Amherst, Nova Scotia Canada

Discover Amherst, Nova Scotia: A Blend of History and Natural Beauty

Amherst, Nova Scotia, is a charming town nestled in the northeastern end of the Cumberland Basin, an arm of the Bay of Fundy. It's situated 22 km south of the Northumberland Strait and 65 km southeast of the city of Moncton. The town's unique location on a height of land at the eastern boundary of the Isthmus of Chignecto and Tantramar Marshes offers breathtaking views and a rich history.

The Historical Journey of Amherst, Nova Scotia

The history of Amherst, Nova Scotia, is deeply rooted in the indigenous Micmac tribe, who named the area Nemcheboogwek, meaning 'going up rising ground'. The Acadians, who settled here in 1672, called the village Les Planches. Later, Colonel Joseph Morse renamed the village Amherst in honor of Lord Amherst, the commander-in-chief of the British Army in North America during the Seven Years' War.

The town was first settled in 1764 by immigrants from Yorkshire following the expulsion of the Acadians. The original settlement was located 3 km southwest of the present town on the shore of the Bay of Fundy. These settlers were joined by United Empire Loyalists, who fled the American colonies during the American Revolution. A mill was built on the current townsite, prompting residents to move closer to work.

Amherst, Nova Scotia, became an important regional center for shipbuilding and other services to outlying communities during the 19th century. The town's significance in Canadian history is evident with its four Fathers of Confederation: Edward B. Chandler, Robert B. Dickey, Jonathan McCully, and Sir Charles Tupper.

Victorian and Edwardian Influence in Amherst, Nova Scotia

The late 19th century saw the construction of many fine Victorian and Edwardian homes along Victoria Street East in Amherst, Nova Scotia. This district has been home to many notable residents, including Sir Charles Tupper and Senator Thomas R. Black. The town also gained brief notoriety during this period as the location of the alleged poltergeist phenomena afflicting resident Esther Cox, known as the Great Amherst Mystery.

Industrialization and Economic Shifts in Amherst, Nova Scotia

The late 1870s brought unprecedented industrialization to Amherst, Nova Scotia, with the construction of the Intercolonial Railway of Canada's main line from Halifax to Quebec through the town.
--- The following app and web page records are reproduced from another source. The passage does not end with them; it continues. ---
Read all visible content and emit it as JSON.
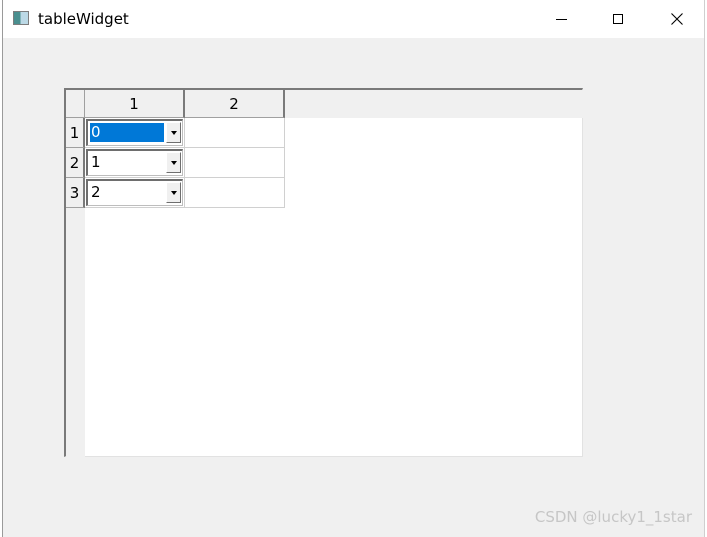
{
  "window": {
    "title": "tableWidget"
  },
  "table": {
    "column_headers": [
      "1",
      "2"
    ],
    "row_headers": [
      "1",
      "2",
      "3"
    ],
    "rows": [
      {
        "combo_value": "0",
        "combo_selected": true,
        "col2": ""
      },
      {
        "combo_value": "1",
        "combo_selected": false,
        "col2": ""
      },
      {
        "combo_value": "2",
        "combo_selected": false,
        "col2": ""
      }
    ]
  },
  "icons": {
    "app": "app-window-icon",
    "minimize": "minimize-icon",
    "maximize": "maximize-icon",
    "close": "close-icon",
    "dropdown": "chevron-down-icon"
  },
  "colors": {
    "selection": "#0078d7",
    "header_bg": "#f0f0f0",
    "watermark": "#c6c6c6"
  },
  "watermark": "CSDN @lucky1_1star"
}
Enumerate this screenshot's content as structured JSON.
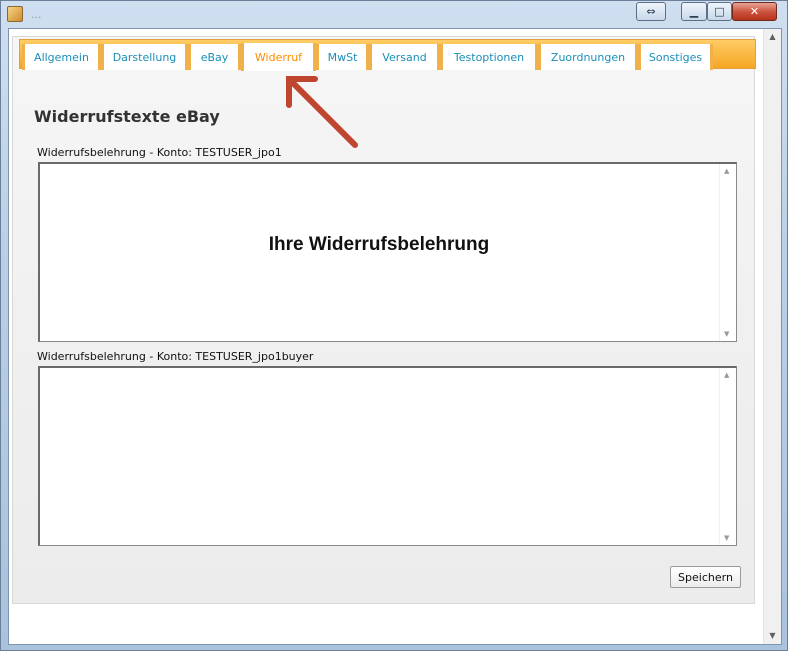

This economic boom lasted through World War I, leading to the opening of numerous foundries, factories, and mills, earning the town the nickname "Busy Amherst".

However, the town's prosperity began to decline during the 1910s due to failed economic policies and the impact of World War I. The Amherst Internment Camp for prisoners of war and enemy aliens was set up at Malleable Iron Foundry in Amherst from April 1915 to September 1919. Russian revolutionary Leon Trotsky was incarcerated there for one month after his arrest in Halifax, Nova Scotia, in April 1917.

Modern Amherst, Nova Scotia

Today, Amherst, Nova Scotia, is home to a modest-sized industrial park constructed during the 1960s when the Trans-Canada Highway was being developed. The majority of the town's major employers are located there, including Emmerson Packaging and IMP Aerospace.

The town is currently served by Via Rail's Halifax-to-Montreal train Ocean. In 2002, the Cumberland Regional Health Care Centre opened on the outskirts of the town, replacing the older Highland View Regional Hospital on Pleasant Street.

Climate and Demographics of Amherst, Nova Scotia

Amherst, Nova Scotia, experiences a humid continental climate. The highest temperature ever recorded was 34.4 °C on 18 August 1935, and the coldest was −37.2 °C on 18 February 1922.

In the 2021 Census of Population conducted by Statistics Canada, Amherst had a population of 9,404 living in 4,480 of its 4,799 total private dwellings. The town has a land area of 12.07 km2, resulting in a population density of 779.1/km2 in 2021. The African Nova Scotian community, which has lived in the area since 1783, is largely settled around the south end of the town in an area called Sand Hill.